The story of the Annunciation is beloved amongst Catholics. It is here that we see Mary’s indispensable role in the story of Salvation begin to unfold. It is here that Mary teaches us that by giving our ‘yes’ to God, even when we afraid (especially when we are afraid), we can participate in God’s plan for mankind, helping His Kingdom to come.
That narrative is a little overdone. It is beautiful, and certainly true; we must follow Mary’s example, and give our fiat to God, asking for the Blessed Mother’s intercession when we feel afraid to take bold steps alone. I am certainly not questioning the goodness and truth of this lesson. It’s just that this seems to be *the* ‘teachable moment’ that gets reeled off again and again when it comes to the Annunciation.
As I prayed the first Joyful Mystery of the Rosary yesterday, something else stood out to me. We know intellectually that Mary must have been confused by what God asked of her, and that the people around her must have gossiped and accuse her of all sorts of terrible things once they knew she was pregnant. But because we know so well that this was a fundamental part of God’s plan for Salvation, have we perhaps forgotten that, when it actually happened, people didn’t know that? All they saw was a young girl, not yet married, who had suddenly and mysteriously fallen pregnant?
If that happened today, would you believe Mary’s story? Would you think that she was the axis on which the story of Salvation turns? Or would you just think that she was delusional, kidding herself, or outright lying – even blaspheming against God by using Him as an excuse for her sin?
I suspect I might think the latter. And that got me to thinking – how many times have we inwardly or outwardly questioned God’s call for someone else? Wondered whether they are simply using God as an excuse for something they want to do whether or not it is God’s will? How many times have I let someone else’s raised eyebrows or judgement thinly veiled as ‘advice’, make me question God’s plan for my life?
No one except God can tell you who you should marry. Maybe God will speak through someone you know – but you shouldn’t let someone’s unsolicited and perhaps uncharitable opinion be a deciding factor. Your non-religious friends might say, “What’s the problem? Why does it matter whether he shares your beliefs? This is the problem with religion – it divides people!”. Whilst your devout Catholic friends might say, ‘There’s no way that God wants you to marry a non-Catholic. How can you give your whole self to God if you can’t share your beliefs with your spouse?”
God has a special and unique plan for each of us, one that may seem surprising or even shocking to outsiders – as Mary’s story shows us. Mary also shows us that it’s OK to be afraid or even to question God about His plan. Ultimately, she demonstrates that if we accept a plan that may cause whispers and gossip, we can bring glory to God.

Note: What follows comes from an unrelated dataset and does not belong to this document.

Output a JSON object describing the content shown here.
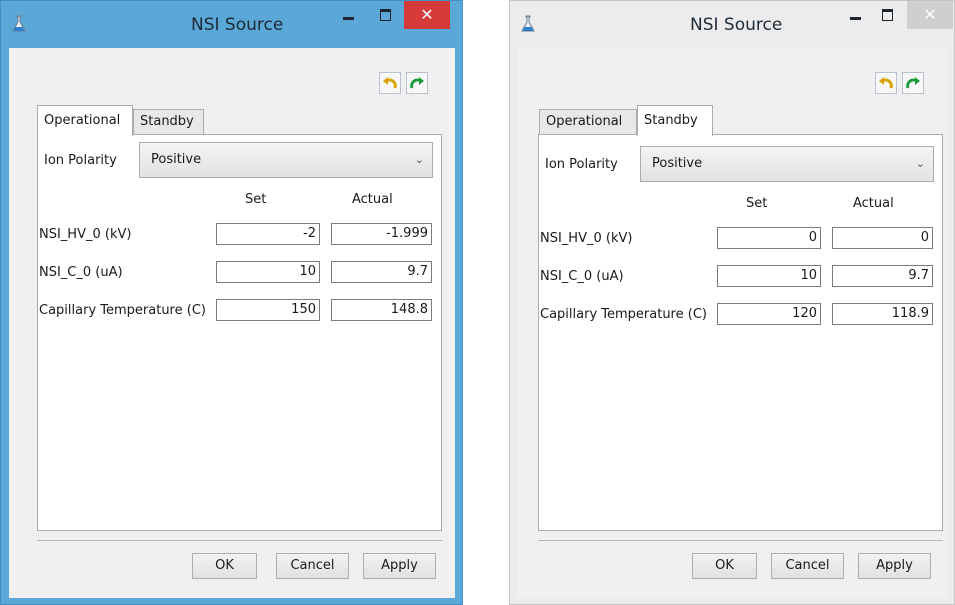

As I always say, I do not wish to suggest that any and all relationships with non-Catholics are willed by God. You need to be honest with yourself and open to God’s voice when discerning how any given relationship will impact your relationship with God. But don’t be put off by other people casting doubt on your role in God’s tapestry of Salvation.